So yesterday I had a day off… It was very nice and I spent some relaxing time with my best friend from school… It got me thinking…
Whilst Katie and I were driving home, I mentioned some of the characters I went to school with… We had a couple of ultra-gifted, highly intelligent students who were taking formal examinations years before the rest of us.
Yet those same guys were seemingly socially inept, went on to make some very poor life decisions, had a variety of problems occur to them through what would appear to be lack of common sense.
Why am I mentioning this today? Let me explain…
There seems to be a very popular question among people who think plenty… What are the reasons that so many people with high IQs seem to lack common sense?
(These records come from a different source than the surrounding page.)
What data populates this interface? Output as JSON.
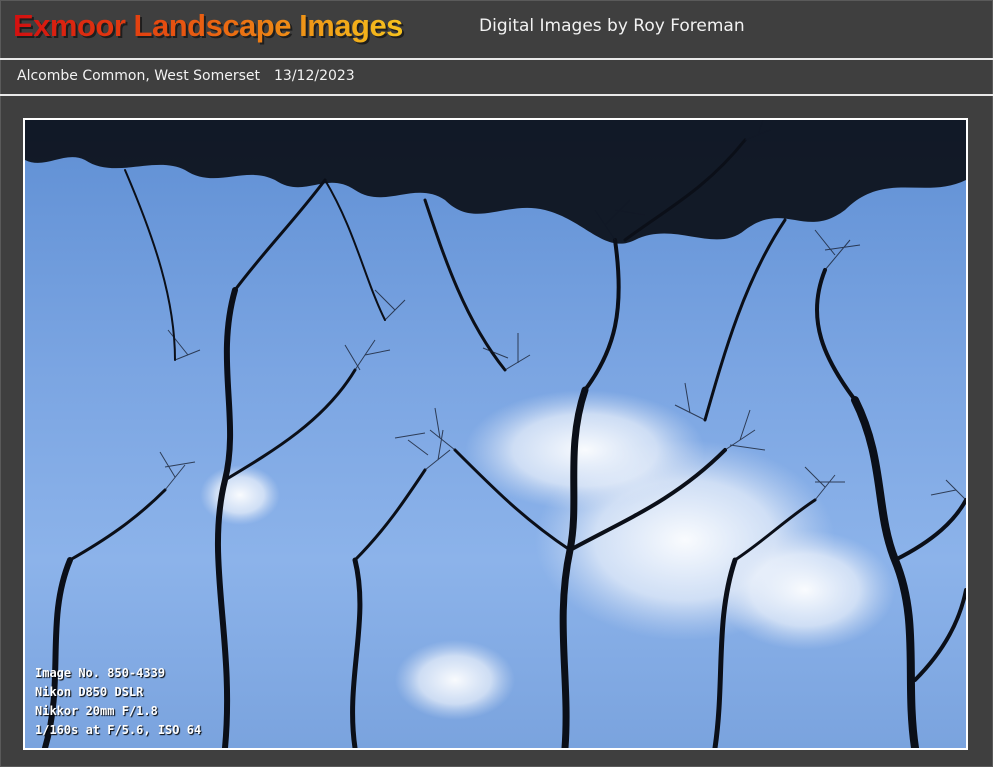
{
  "header": {
    "site_title": "Exmoor Landscape Images",
    "subtitle": "Digital Images by Roy Foreman"
  },
  "caption": {
    "location": "Alcombe Common, West Somerset",
    "date": "13/12/2023"
  },
  "photo": {
    "exif": {
      "image_no": "Image No. 850-4339",
      "camera": "Nikon D850 DSLR",
      "lens": "Nikkor 20mm F/1.8",
      "exposure": "1/160s at F/5.6,  ISO 64"
    }
  },
  "colors": {
    "background": "#3f3f3f",
    "title_gradient_start": "#d31010",
    "title_gradient_end": "#f6c21e",
    "rule": "#e8e8e8",
    "sky": "#7ba5e2"
  }
}
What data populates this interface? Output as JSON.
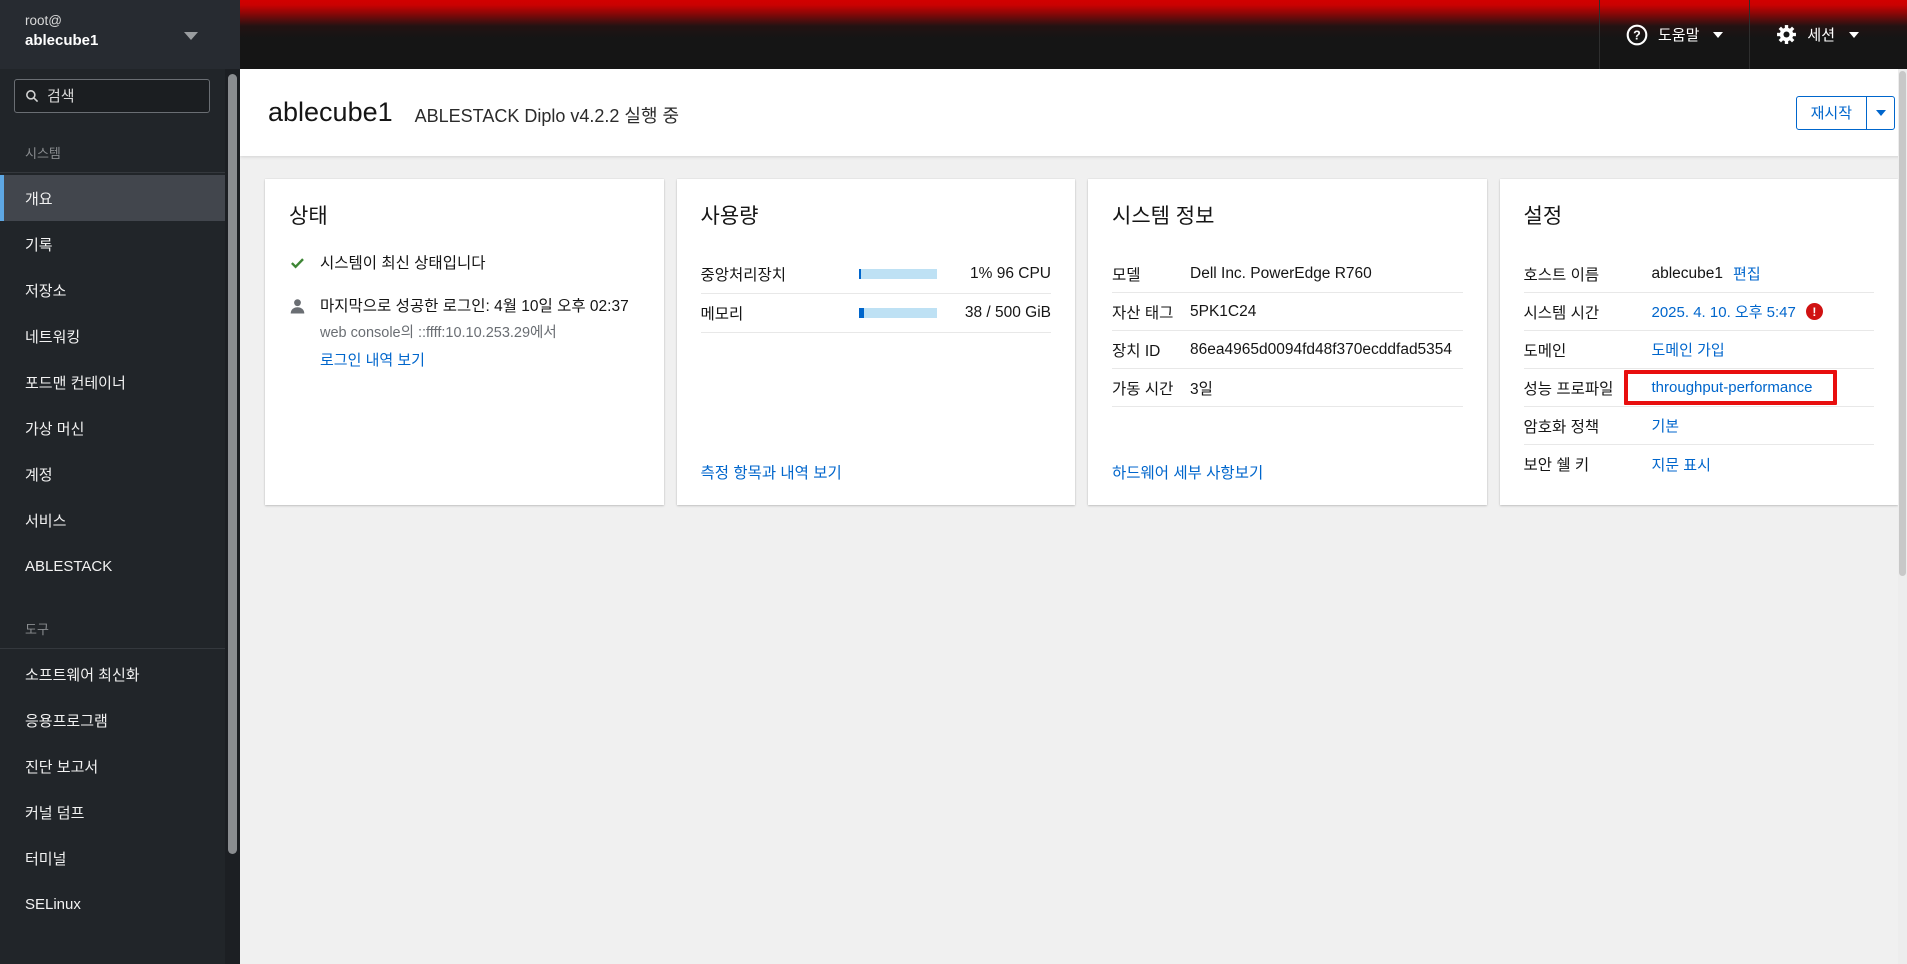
{
  "masthead": {
    "host_user": "root@",
    "host_name": "ablecube1",
    "help_label": "도움말",
    "session_label": "세션"
  },
  "sidebar": {
    "search_placeholder": "검색",
    "sections": [
      {
        "title": "시스템",
        "items": [
          {
            "label": "개요",
            "active": true
          },
          {
            "label": "기록"
          },
          {
            "label": "저장소"
          },
          {
            "label": "네트워킹"
          },
          {
            "label": "포드맨 컨테이너"
          },
          {
            "label": "가상 머신"
          },
          {
            "label": "계정"
          },
          {
            "label": "서비스"
          },
          {
            "label": "ABLESTACK"
          }
        ]
      },
      {
        "title": "도구",
        "items": [
          {
            "label": "소프트웨어 최신화"
          },
          {
            "label": "응용프로그램"
          },
          {
            "label": "진단 보고서"
          },
          {
            "label": "커널 덤프"
          },
          {
            "label": "터미널"
          },
          {
            "label": "SELinux"
          }
        ]
      }
    ]
  },
  "header": {
    "hostname": "ablecube1",
    "subtitle": "ABLESTACK Diplo v4.2.2 실행 중",
    "restart_label": "재시작"
  },
  "cards": {
    "status": {
      "title": "상태",
      "updates_ok": "시스템이 최신 상태입니다",
      "last_login": "마지막으로 성공한 로그인: 4월 10일 오후 02:37",
      "last_login_detail": "web console의 ::ffff:10.10.253.29에서",
      "login_history_link": "로그인 내역 보기"
    },
    "usage": {
      "title": "사용량",
      "cpu_label": "중앙처리장치",
      "cpu_value": "1% 96 CPU",
      "cpu_percent": 1,
      "memory_label": "메모리",
      "memory_value": "38 / 500 GiB",
      "memory_used_gib": 38,
      "memory_total_gib": 500,
      "metrics_link": "측정 항목과 내역 보기"
    },
    "system_info": {
      "title": "시스템 정보",
      "rows": [
        {
          "label": "모델",
          "value": "Dell Inc. PowerEdge R760"
        },
        {
          "label": "자산 태그",
          "value": "5PK1C24"
        },
        {
          "label": "장치 ID",
          "value": "86ea4965d0094fd48f370ecddfad5354"
        },
        {
          "label": "가동 시간",
          "value": "3일"
        }
      ],
      "hardware_link": "하드웨어 세부 사항보기"
    },
    "settings": {
      "title": "설정",
      "rows": [
        {
          "label": "호스트 이름",
          "value": "ablecube1",
          "action": "편집"
        },
        {
          "label": "시스템 시간",
          "value": "2025. 4. 10. 오후 5:47",
          "warning": true
        },
        {
          "label": "도메인",
          "value": "도메인 가입"
        },
        {
          "label": "성능 프로파일",
          "value": "throughput-performance",
          "highlighted": true
        },
        {
          "label": "암호화 정책",
          "value": "기본"
        },
        {
          "label": "보안 쉘 키",
          "value": "지문 표시"
        }
      ]
    }
  },
  "colors": {
    "link_blue": "#0066cc",
    "success_green": "#3e8635",
    "danger_red": "#d01212",
    "annotation_red": "#e80e0e",
    "progress_track": "#bee1f4",
    "progress_fill": "#0066cc"
  }
}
Even today, as a fully fledged grown-up (just about) I personally know and encounter lots of incredible intellectuals who seem to have a really difficult time managing even the simplest of day-to-day affairs.
Earlier this year, I was sent an email from a close friend in the US who was attending the ‘World Gathering of Geniuses’ in Florida where on the list of topics to be discussed was the subject: Dumb Things Smart People Do.
Hahaha… Even geniuses of the world seem to believe and notice this phenomena!
Of course, the odd momentary lapse of common sense does happen to all of us, doesn’t it? We can all cite what was a ‘mad moment’ (or two), can’t we?
It is just that these lapses do tend to be more pronounced and more obvious when so-called ‘brilliant minds’ are involved.
Maybe it is that being around people with superior mental abilities is a bit intimidating? As a result, them doing something lacking in common sense or having a crazy lapse of some kind might cause someone to react in a way that helps balance out that initial intimidation?
It’s like when I am running my hypnotherapy training diploma, or a self-hypnosis seminar… I’ll mention self-limiting words of language patterns to avoid in the therapeutic environment… And then if I ever use an aforementioned word, boy, do the students jump on it!
The funny thing is that here in England, our society shamelessly idolises most of those young men who scored six goals against Andorra last night in the football World Cup qualifying campaign… Yet the group of young men and women who are attending the mathematics Olympics representing us, are seen as fair game and who and how they are is not treated very seriously at all. A TV documentary about them earlier this year seemed to spend all its energy on how unusual these people were and how ‘dysfunctional’ their daily lives were in contrast to mainstream society… Which annoyed me a tad.
Where does this bias come from? Is it a result of dealing with the unknown? The unknown does tend to induce fear in many, doesn’t it?
While our footballers excel at the obvious, the genius has incomprehensible and thus potentially threatening talents.
It seems to me that in general have a difficult time dealing with those that are perceived as super-intelligent, academic geniuses or egg-heads of some kind…
Some might see it as an unfortunate consequence, that the UK has dropped in its world ranking recently when compared to industrialised nations on tests of Scholastic Aptitude.
And then what about the issue of underemployment? I’m talking about those people with humongous IQs who find themselves in dead-end laborious jobs or minimum wage paying roles.
Maybe a regular boss outside of academic natured employment paths may not want to hire someone he believes might make him look less than competent on the job.
And woe betide any employee capable of spotting that the company is, in fact, being run in a less than effective way who in turn has ideas on how to do things more effectively! They may be perceived by the potential boss as more of a pain than a benefit. Change, even for the better, is often seen as a stressing prospect.
Don’t get me wrong here, those high IQ folks are certainly not without any blame if they end up facing less than productive life paths and career choices.
We have been discussing savants in my members area in the past year or so and some do a very good job of contributing to being seen as idiots.
Perhaps this is because growing up with a ’superior brain’ can be seen as more of a handicap than an advantage. Kids sometimes prefer to fit in rather than be seen as ‘gifted’ or special. Those terms are sometimes equated with being unusual or even weird.
It tends to be true also that their interests vary from the interests of the more typical of their same-aged peers, and they aren’t always accepted with open arms. All this can lead to adults who exhibit poorly developed social skills with a tendency towards condescending superiority specifically and a history of maladaptive behaviour generally… What a palaver, eh?
I suppose genius can be a double-edged sword.
Though if you lack common sense, in my book, I’d find it tough to consider you a genius… Now I know people will email me and say, “Depends on what your definition of genius is,” and, “Who decides what genius is?” etc… But I think you’ll know where I am coming from… 🙂
Picking up on your point about “And woe betide any employee capable of spotting that the company is, in fact, being run in a less than effective way…” That reminds me of a time years ago when I said to my boss, “I think we could get a lot more business by taking this new approach.” He came back quick as a flash, “You’re not paid to think, get out there and sell something.”
And thank goodness you work for yourself now Andrew!